Japan ‘willing to play peace role in South China Sea disputes’


JAPAN is willing to take on more roles in maintaining peace and stability in the South China Sea amid fractious territorial disputes between China and Asean members, government officials and scholars have said in Tokyo.

Although Japan is not a claimant in the South China Sea, it is concerned about the safety of sea lanes and freedom of navigation in the area, said Yuki Tamura, deputy director of the Foreign Ministry’s Regional Policy Division.

“About 80 per cent of our imported crude oil as well as other shipments are transported through the South China Sea,” said Tamura, who oversees the issue.

The South China Sea issue is directly connected to the peace and stability in the region and thus a matter of justifiable concern to the international community, including Japan, he said.
Japan has serious concerns over unilateral actions over territory including large-scale reclamation, the building of outposts and their use for military purposes, Tamura said.
With the Permanent Court of Arbitration in The Hague ruling in favour of the Philippines against China over its expansive territorial claims in July, Japan expected that the parties’ compliance with the award would lead to peaceful settlement of disputes in the South China Sea, he said.

While Japan wanted to see a peaceful solution based on international laws, it encouraged and supported countries in the region to bolster their defence capacity for maritime security, said another official who declined to be named. In recent years, he said, Japan had provided help under the Official Development Assistance scheme in the field of maritime security to the Philippines, Vietnam and Malaysia.
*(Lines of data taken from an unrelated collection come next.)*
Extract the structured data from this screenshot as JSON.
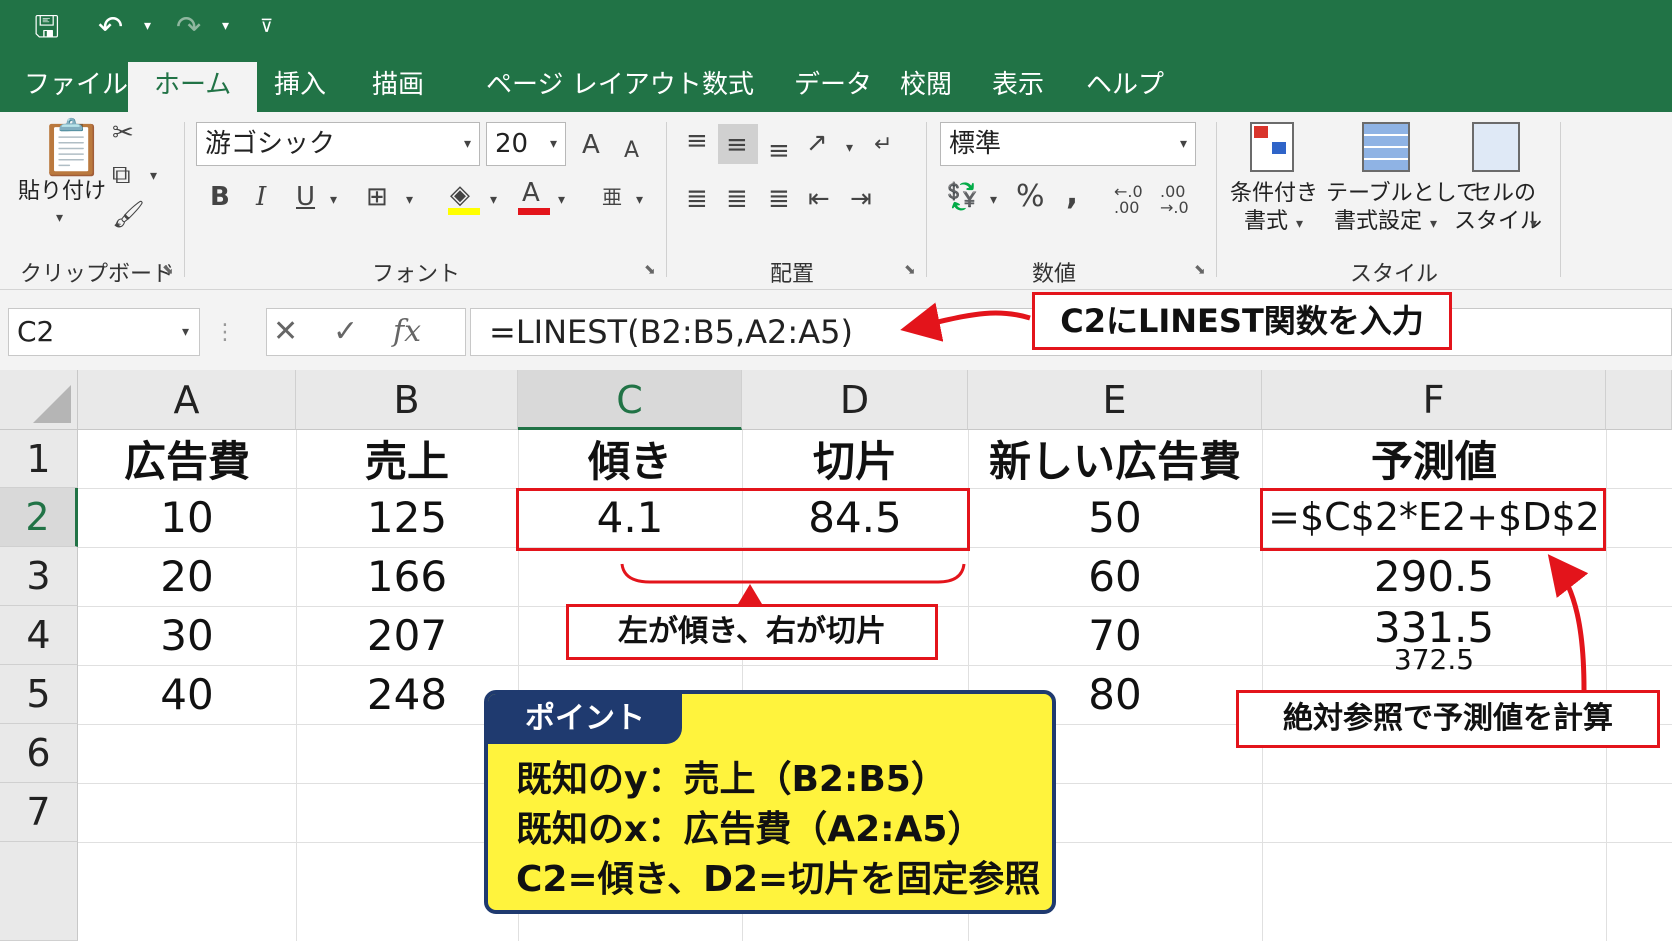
{
  "quick_access": {
    "save_icon": "save-icon",
    "undo_icon": "undo-icon",
    "redo_icon": "redo-icon",
    "customize_icon": "customize-qat-icon"
  },
  "tabs": [
    "ファイル",
    "ホーム",
    "挿入",
    "描画",
    "ページ レイアウト",
    "数式",
    "データ",
    "校閲",
    "表示",
    "ヘルプ"
  ],
  "active_tab": "ホーム",
  "ribbon": {
    "clipboard": {
      "label": "クリップボード",
      "paste_label": "貼り付け"
    },
    "font": {
      "label": "フォント",
      "font_name": "游ゴシック",
      "font_size": "20",
      "grow": "A",
      "shrink": "A",
      "bold": "B",
      "italic": "I",
      "underline": "U"
    },
    "alignment": {
      "label": "配置"
    },
    "number": {
      "label": "数値",
      "format": "標準",
      "percent": "%",
      "comma": ","
    },
    "styles": {
      "label": "スタイル",
      "conditional_line1": "条件付き",
      "conditional_line2": "書式",
      "table_line1": "テーブルとして",
      "table_line2": "書式設定",
      "cell_line1": "セルの",
      "cell_line2": "スタイル"
    }
  },
  "formula_bar": {
    "name_box": "C2",
    "cancel": "✕",
    "enter": "✓",
    "fx": "fx",
    "formula": "=LINEST(B2:B5,A2:A5)"
  },
  "columns": [
    "A",
    "B",
    "C",
    "D",
    "E",
    "F"
  ],
  "rows": [
    "1",
    "2",
    "3",
    "4",
    "5",
    "6",
    "7"
  ],
  "cells": {
    "A1": "広告費",
    "B1": "売上",
    "C1": "傾き",
    "D1": "切片",
    "E1": "新しい広告費",
    "F1": "予測値",
    "A2": "10",
    "B2": "125",
    "C2": "4.1",
    "D2": "84.5",
    "E2": "50",
    "F2": "=$C$2*E2+$D$2",
    "A3": "20",
    "B3": "166",
    "E3": "60",
    "F3": "290.5",
    "A4": "30",
    "B4": "207",
    "E4": "70",
    "F4": "331.5",
    "A5": "40",
    "B5": "248",
    "E5": "80",
    "F5": "372.5"
  },
  "annotations": {
    "linest_callout": "C2にLINEST関数を入力",
    "slope_callout": "左が傾き、右が切片",
    "abs_callout": "絶対参照で予測値を計算",
    "accent_color": "#e3141b"
  },
  "point_box": {
    "tag": "ポイント",
    "line1": "既知のy：売上（B2:B5）",
    "line2": "既知のx：広告費（A2:A5）",
    "line3": "C2=傾き、D2=切片を固定参照",
    "bg_color": "#fff33d",
    "tag_color": "#1f3a6f"
  }
}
Last week, Japan granted two patrol vessels belonging to the Japan Coast Guard to Malaysia. “This cooperation is also expected to help promote the ‘rule of law’ at sea and to further strengthen the relations between Japan and Malaysia,” a Japanese Foreign Ministry statement said.

Japanese scholars expected their government to do more to help countries in the South China Sea boost their maritime defence capacity.

“Another thing I think Japan and the US should do is to provide anti-ship and anti-air missiles [to these countries] because if the Philippines and Vietnam deployed such defence capabilities along their coastlines, that would actually deter China from setting up military bases in the South China Sea,” said Tetsuo Kotani, a senior fellow at The Japan Institute of International Affairs.